WHAT IS BEING ASKED —
Work through the data below line by line and say how many lines hold "업로드할"; give only the number.

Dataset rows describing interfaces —
######

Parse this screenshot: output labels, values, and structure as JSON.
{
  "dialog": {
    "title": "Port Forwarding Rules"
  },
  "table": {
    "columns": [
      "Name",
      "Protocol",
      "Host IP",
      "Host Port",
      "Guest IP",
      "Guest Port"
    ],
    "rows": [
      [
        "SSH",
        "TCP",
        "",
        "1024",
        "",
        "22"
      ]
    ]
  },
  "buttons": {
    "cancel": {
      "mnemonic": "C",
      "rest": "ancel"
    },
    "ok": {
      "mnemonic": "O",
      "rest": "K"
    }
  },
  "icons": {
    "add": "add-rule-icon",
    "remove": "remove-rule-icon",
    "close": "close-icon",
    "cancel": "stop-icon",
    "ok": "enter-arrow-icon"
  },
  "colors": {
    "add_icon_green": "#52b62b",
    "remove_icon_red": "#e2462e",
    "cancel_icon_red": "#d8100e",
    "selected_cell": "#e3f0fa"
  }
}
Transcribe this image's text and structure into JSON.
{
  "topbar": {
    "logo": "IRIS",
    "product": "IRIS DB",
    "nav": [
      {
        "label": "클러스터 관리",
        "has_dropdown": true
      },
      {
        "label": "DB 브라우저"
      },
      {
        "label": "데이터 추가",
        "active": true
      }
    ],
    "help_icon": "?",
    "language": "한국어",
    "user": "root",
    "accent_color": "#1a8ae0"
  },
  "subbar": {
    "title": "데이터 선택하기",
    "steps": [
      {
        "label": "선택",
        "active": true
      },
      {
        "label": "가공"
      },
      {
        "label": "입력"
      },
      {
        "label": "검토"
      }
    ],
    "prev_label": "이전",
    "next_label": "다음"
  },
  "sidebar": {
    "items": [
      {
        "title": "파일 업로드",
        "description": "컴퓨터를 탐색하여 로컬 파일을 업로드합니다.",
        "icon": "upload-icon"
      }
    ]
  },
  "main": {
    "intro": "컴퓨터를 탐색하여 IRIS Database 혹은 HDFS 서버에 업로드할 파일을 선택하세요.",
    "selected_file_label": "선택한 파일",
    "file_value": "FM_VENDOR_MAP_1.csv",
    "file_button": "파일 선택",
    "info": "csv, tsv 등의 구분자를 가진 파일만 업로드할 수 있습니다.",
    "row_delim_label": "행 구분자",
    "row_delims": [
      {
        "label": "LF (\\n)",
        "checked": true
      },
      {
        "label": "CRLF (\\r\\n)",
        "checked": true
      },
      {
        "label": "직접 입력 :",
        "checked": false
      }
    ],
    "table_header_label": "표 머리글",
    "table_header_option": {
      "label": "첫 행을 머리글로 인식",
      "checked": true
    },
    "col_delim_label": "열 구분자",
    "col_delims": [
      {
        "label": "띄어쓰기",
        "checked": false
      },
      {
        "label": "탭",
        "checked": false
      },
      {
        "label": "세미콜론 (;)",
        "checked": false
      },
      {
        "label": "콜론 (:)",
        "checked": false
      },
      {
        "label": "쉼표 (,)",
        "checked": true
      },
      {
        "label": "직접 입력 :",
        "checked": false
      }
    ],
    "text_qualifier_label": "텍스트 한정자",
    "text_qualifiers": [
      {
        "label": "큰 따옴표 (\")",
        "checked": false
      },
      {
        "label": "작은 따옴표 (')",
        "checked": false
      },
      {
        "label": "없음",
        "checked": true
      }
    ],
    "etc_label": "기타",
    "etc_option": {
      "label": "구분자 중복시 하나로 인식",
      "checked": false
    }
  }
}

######

RESPONSE BOX —
2